The poverty level household income in El Salvador is measured in comparison to the cost of a basic basket of food for a household for a month. That amount is $184 in urban areas and $131 in rural areas. A household is defined as living in poverty if its household income is less than two times the basic basket price (i.e., $368 urban / $262 rural).

Under this measure, 31.9% of Salvadoran households lived in poverty in 2014, up from 29.6% in 2013:

Extreme poverty is defined as households lacking the income equal to the cost of the basic food basket. That level increased in 2014 to 7.6% nationwide, up from 7.1%.

Looking over a longer time period, poverty in El Salvador has generally fluctuated between 30 and 40 percent during the past 15 years with a high 40.6% in 2011 and a low two years later of 29.6%:

Extreme poverty has generally followed a downward path during that time period, with the percentage of Salvadorans living in extreme poverty being cut in half during the last 15 years:

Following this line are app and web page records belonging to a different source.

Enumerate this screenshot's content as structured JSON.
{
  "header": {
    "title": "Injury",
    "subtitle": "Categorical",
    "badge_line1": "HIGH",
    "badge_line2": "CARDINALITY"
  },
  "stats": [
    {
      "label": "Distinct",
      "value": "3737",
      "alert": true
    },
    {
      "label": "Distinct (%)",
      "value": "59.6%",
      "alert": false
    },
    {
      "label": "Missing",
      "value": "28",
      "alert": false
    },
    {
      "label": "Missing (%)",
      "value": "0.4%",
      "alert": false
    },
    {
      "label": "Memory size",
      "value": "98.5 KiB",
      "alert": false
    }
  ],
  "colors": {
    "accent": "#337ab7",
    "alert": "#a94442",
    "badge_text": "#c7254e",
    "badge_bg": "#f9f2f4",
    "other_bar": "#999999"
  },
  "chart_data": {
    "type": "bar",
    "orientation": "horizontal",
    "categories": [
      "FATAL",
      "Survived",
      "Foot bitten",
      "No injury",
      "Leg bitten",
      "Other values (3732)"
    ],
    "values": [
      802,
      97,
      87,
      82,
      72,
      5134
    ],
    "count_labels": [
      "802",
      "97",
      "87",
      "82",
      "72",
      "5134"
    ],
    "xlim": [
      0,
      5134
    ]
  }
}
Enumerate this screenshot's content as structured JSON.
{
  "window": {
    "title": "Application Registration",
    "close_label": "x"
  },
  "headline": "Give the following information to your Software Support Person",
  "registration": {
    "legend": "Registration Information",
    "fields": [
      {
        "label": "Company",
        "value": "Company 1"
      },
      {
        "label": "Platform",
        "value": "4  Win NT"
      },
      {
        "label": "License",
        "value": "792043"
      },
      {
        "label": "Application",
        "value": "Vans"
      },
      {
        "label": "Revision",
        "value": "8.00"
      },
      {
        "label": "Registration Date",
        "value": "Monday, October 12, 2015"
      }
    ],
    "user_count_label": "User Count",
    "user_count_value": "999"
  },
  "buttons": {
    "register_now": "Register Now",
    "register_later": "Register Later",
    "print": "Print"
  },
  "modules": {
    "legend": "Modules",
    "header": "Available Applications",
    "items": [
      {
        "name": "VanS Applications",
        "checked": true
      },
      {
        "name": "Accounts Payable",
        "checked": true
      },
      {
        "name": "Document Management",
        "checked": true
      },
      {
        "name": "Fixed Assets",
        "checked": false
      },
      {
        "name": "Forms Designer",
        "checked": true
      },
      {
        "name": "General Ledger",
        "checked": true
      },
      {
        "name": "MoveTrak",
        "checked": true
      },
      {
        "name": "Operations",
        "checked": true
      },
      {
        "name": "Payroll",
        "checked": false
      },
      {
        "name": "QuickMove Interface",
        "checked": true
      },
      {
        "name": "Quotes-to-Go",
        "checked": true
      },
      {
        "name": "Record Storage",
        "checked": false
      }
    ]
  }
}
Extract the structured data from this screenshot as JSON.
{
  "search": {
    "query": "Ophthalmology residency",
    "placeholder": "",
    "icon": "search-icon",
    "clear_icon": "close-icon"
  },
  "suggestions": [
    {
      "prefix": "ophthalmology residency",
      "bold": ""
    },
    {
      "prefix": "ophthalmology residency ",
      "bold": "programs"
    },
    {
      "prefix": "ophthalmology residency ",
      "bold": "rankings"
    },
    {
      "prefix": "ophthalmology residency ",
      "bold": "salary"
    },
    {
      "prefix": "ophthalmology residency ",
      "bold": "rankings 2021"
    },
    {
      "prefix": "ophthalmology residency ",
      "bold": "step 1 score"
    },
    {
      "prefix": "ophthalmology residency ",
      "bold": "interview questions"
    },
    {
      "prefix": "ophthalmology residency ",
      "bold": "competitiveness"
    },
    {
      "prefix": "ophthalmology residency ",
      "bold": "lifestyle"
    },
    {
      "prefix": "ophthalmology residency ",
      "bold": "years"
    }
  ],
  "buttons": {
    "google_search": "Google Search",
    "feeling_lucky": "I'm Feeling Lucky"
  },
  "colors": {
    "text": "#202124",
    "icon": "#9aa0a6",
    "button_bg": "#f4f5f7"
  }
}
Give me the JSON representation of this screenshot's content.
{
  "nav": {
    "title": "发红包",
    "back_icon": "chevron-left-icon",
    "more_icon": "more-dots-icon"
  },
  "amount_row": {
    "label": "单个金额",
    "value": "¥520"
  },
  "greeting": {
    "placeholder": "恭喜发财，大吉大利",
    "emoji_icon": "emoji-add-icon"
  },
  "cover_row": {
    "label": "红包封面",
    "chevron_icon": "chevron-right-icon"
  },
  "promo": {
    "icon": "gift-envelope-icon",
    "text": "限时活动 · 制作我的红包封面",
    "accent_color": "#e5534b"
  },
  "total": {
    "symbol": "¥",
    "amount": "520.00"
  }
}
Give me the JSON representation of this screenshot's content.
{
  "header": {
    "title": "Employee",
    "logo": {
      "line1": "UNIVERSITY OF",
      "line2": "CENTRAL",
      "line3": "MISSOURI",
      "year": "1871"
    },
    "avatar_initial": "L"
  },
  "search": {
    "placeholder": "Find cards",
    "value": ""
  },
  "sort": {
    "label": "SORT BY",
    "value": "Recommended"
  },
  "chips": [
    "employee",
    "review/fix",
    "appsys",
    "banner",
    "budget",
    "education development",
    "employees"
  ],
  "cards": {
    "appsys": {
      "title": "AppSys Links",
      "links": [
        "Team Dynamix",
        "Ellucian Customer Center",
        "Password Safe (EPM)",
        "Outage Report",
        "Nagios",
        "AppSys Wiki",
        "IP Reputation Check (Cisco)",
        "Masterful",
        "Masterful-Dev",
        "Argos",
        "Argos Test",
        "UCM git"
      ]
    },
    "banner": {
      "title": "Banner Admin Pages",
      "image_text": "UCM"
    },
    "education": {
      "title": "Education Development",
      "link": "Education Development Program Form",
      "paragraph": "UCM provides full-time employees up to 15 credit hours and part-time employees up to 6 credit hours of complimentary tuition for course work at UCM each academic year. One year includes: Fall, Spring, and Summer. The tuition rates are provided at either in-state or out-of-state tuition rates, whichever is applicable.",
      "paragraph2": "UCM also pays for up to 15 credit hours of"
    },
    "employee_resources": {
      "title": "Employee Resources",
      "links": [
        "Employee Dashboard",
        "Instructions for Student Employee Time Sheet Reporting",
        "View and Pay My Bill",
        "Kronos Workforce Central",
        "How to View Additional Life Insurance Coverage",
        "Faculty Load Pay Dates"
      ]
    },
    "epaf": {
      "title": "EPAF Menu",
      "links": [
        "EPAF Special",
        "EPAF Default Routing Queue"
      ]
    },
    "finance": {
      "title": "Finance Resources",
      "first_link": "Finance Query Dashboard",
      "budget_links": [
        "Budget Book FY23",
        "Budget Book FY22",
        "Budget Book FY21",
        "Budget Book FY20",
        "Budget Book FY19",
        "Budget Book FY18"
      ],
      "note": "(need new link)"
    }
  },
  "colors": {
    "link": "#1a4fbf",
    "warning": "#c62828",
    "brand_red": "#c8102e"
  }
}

Looking at the 15 year data, which includes right wing ARENA administrations 2000-2008 and left wing FMLN administrations 2009-2014, both can claim credit for reducing extreme poverty while neither has a clear record on changing the level of relative poverty in the country.

Other statistics from the recently released data:
  • Average household monthly income -- $540   ($640 urban / $357 rural)
  • Average years of schooling -- 8.1  (9.3 urban, 5.8 rural)
  • Illiteracy rate --  10.9%  (7.0% urban / 17.7% rural)
  • Internet users:  1.32 million
Tomorrow -- looking at "multi-dimensional" poverty statistics.